Chinnamma rises to be Tamil Nadu's new Amma
06 February 2017
V K Sasikala, the all-season companion of late Tamil Nadu chief minister J Jayalalithaa, has finally emerged from the shadows and is now set to take on the mantle of Tamil Nadu chief minister with the against the wishes of many within the All India Anna Dravida Munnetta Kazhagam (AIADMK).
Sasikala, who has never held any party post nor contested an election has been chosen as the new AIADMK legislature party leader, and will soon be chief minister.
Opposition Dravida Munnetra Kazhagam (DMK) condemned the move with its leader M K Stalin commenting that the people of Tamil Nadu voted for AIADMK and J Jayalilatah and "not for the late chief ministry's housemaid".
A month after Jayalalithaa's death, acting chief minister O Panneerselvam resigned to make way for the elevation of Sasikala as the new chief minister and leader of AIADMK.
He also cleared the chief minister's office and party hierarchy of leaders who were close to the late Jayalalitha and replaced them with Shasikala supporters.
For VK Sasikala, it is a remarkable rise and even before an oath-taking ceremony, her name and image is prominent on the Twitter page of the chief minister's office.
The Twitter page changed just minutes after stand-by chief minister proposing Shashikala as the new leader of the party and AIADMK lawmakers elected Sasikala as their chief, setting the stage for her takeover as chief minister.
Sources say the oath ceremony may be held on Thursday; 9 February is believed to be an auspicious date.
It will depend on the schedule of governor C Vidyasagar Rao, who is in Delhi for the wedding of a union minister's son. His absence from Tamil Nadu at this time has driven speculation that the centre - the governor reports to the home ministry - is not happy at the AIADMK's decision to elevate Sasikala.
A 61-year-old former video cassette seller, Sasikala faces more than a few challenges as she prepares to rule one of India's most politically vital states.
Within six months after taking over, she has to be elected from an assembly seat.
During that period, she faces the Supreme Court verdict on a disproportionate wealth case.

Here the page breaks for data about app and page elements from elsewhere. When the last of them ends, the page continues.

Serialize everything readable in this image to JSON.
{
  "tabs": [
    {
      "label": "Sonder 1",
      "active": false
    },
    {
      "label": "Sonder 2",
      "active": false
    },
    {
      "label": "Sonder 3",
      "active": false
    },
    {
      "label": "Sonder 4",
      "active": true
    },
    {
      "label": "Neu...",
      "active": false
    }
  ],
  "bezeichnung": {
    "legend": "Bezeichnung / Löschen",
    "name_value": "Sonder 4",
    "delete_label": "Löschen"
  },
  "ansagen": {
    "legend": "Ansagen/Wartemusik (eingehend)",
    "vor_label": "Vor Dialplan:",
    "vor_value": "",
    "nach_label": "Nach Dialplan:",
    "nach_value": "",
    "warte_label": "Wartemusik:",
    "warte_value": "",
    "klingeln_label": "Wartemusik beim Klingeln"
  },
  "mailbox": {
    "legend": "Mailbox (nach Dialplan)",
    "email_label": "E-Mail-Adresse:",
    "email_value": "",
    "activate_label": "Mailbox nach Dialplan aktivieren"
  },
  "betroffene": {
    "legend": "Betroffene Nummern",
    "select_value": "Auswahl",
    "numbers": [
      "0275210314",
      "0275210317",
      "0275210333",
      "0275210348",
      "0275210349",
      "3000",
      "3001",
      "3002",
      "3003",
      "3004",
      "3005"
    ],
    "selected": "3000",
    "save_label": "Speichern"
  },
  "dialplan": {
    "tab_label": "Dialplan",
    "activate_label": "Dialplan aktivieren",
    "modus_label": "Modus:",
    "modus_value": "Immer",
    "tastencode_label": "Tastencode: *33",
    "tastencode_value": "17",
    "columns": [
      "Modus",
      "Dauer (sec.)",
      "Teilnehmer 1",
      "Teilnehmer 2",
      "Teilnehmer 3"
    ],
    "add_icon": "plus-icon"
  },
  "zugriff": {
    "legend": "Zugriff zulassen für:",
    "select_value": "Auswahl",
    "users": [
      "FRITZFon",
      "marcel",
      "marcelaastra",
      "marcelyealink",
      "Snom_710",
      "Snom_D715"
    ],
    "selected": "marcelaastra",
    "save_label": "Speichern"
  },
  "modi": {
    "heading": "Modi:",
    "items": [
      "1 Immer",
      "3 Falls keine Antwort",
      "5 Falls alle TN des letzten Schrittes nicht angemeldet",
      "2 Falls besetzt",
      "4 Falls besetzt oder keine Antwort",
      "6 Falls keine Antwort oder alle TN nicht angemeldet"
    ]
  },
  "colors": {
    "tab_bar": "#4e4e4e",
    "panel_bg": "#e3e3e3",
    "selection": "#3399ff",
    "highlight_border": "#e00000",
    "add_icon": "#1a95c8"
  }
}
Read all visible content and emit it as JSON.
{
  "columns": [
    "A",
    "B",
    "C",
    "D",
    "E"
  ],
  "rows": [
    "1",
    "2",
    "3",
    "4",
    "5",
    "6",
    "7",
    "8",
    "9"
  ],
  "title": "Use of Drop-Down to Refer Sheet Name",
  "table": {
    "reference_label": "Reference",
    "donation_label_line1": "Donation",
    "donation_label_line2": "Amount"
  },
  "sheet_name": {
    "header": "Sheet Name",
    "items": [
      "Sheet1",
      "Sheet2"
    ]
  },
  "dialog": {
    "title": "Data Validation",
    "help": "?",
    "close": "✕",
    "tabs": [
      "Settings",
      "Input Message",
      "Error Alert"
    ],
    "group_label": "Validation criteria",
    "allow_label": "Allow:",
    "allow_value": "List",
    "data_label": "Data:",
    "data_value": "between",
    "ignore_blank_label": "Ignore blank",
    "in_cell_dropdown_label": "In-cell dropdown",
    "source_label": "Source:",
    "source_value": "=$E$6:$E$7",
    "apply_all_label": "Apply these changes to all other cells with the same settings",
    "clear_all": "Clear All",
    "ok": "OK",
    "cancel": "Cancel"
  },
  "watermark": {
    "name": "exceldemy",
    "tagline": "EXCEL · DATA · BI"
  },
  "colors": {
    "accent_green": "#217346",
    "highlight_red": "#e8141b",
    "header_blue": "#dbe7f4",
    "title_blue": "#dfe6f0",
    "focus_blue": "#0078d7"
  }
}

Party leaders argue that Sasikala was acquitted in the case along with Jayalalithaa, but an appeal against it is before the top court.